Last Friday, Trump used his emergency powers to sign an executive order that would allow the US Air Force to recall up to 1,000 pilots from retirement. The order was supposed to address the force's dire shortage of pilots: it currently needs another 1,500 of them.
The issue was brought up in June by John McCain (R-AZ), chairman of the Senate Armed Services Committee.
"This is a full-blown crisis, and if left unresolved, it will call into question the Air Force's ability to accomplish its mission," McCain said at the time.
"One is competition from commercial airlines," says Richard Aboulafia, an aviation analyst and vice president of the Teal Group, an aerospace and defense analysis and forecast company.
"Another is delays and funding shortfalls in training. And, due to military operations, utilization of the aircraft and crew has been higher than expected," he continued, according to USA Today.
Potential USAF pilots also end up taking other employment opportunities because military operations overseas mean too little time to spend with their families at home, CNBC reports.
According to Brig. Gen. Mike Koscheski, the Air Force's Aircrew Crisis Task Force director, the Air Force looks "to provide more time for the aircrew member to have with their family and some work time at home," although "there's limits to that based on mission requirements."

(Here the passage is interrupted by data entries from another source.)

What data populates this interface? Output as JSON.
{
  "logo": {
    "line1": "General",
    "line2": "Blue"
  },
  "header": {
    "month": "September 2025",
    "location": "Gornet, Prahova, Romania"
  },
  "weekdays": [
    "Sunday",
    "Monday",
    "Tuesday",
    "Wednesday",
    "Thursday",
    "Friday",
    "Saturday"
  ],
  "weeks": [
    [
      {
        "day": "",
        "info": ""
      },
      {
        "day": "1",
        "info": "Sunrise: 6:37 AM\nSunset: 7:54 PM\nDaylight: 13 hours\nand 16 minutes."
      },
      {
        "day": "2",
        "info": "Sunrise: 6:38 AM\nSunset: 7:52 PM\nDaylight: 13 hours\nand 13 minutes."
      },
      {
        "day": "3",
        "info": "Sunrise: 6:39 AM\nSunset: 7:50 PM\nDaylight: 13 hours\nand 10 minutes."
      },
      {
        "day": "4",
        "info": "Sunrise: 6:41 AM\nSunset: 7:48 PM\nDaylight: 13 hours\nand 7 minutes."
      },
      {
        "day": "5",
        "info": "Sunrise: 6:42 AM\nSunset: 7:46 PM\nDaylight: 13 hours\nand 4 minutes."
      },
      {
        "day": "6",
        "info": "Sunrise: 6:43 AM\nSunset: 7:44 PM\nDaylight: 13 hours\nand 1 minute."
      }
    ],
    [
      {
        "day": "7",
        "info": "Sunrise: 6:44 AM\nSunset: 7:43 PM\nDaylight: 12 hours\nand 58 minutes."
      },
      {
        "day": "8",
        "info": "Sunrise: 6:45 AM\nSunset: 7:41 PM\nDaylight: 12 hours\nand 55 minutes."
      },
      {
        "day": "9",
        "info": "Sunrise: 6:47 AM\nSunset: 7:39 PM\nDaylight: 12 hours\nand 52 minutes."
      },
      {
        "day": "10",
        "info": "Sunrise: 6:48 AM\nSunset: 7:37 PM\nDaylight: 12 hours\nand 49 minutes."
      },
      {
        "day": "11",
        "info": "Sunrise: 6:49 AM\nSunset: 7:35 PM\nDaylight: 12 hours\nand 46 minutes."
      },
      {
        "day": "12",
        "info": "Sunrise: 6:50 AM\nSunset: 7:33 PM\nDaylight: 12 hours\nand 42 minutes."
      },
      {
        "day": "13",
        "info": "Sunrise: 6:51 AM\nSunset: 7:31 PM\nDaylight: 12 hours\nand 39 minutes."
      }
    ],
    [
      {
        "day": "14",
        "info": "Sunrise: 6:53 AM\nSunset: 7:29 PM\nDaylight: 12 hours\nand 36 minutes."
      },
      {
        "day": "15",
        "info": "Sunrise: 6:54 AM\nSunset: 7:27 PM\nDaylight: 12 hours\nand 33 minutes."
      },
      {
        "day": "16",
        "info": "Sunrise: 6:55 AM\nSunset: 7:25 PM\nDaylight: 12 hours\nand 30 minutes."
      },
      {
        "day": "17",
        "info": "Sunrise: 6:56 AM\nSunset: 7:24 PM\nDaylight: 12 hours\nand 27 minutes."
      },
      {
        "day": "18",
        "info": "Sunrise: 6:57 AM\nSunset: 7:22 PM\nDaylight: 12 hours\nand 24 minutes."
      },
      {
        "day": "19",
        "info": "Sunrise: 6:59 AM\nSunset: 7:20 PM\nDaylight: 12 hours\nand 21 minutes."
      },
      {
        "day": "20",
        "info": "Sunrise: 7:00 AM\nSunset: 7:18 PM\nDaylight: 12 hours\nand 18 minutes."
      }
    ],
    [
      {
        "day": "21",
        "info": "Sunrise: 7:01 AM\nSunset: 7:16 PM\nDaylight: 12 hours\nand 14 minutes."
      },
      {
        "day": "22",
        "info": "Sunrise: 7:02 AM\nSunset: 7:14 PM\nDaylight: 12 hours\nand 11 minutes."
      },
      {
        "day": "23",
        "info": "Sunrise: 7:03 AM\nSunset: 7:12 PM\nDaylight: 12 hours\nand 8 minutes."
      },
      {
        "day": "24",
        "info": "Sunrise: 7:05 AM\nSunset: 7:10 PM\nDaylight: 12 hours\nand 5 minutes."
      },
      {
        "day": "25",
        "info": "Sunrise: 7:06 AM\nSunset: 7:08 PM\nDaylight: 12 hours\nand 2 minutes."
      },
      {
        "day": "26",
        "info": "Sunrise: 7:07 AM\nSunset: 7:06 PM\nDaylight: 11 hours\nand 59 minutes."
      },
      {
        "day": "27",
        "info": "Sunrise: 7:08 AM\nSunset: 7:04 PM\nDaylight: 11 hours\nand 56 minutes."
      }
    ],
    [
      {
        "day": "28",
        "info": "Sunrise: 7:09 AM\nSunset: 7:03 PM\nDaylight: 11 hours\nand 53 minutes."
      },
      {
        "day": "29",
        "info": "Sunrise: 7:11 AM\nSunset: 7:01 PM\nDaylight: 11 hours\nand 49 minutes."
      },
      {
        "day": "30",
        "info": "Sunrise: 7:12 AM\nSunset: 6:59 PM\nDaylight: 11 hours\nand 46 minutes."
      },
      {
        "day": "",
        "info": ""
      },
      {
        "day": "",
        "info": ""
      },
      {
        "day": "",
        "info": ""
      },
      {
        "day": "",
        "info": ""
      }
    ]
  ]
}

Among other benefits, an Air Force fighter jet or drone pilot is now entitled to a bonus of of $35,000 a year for up to 10 years, for a maximum of $350,000. It is undisclosed whether the recall authority will affect this bonus.
It may not matter: the Air Force says it does not intend to put Trump's executive order to use.
According to Ann Stefanek, the chief of Air Force media operations, "The Air Force does not currently intend to recall retired pilots to address the pilot shortage."
"We appreciate the authorities and flexibility delegated to us," she added in a statement.
Before the order, any US military branch could only bring up to 25 pilots from retirement.
The powers that allowed Trump to sign the order were first invoked by President George W. Bush following the 9/11 attacks. Those emergency powers were supposed to be temporary, but Trump is now the third US president to extend the state of national emergency that has already lasted for 16 years.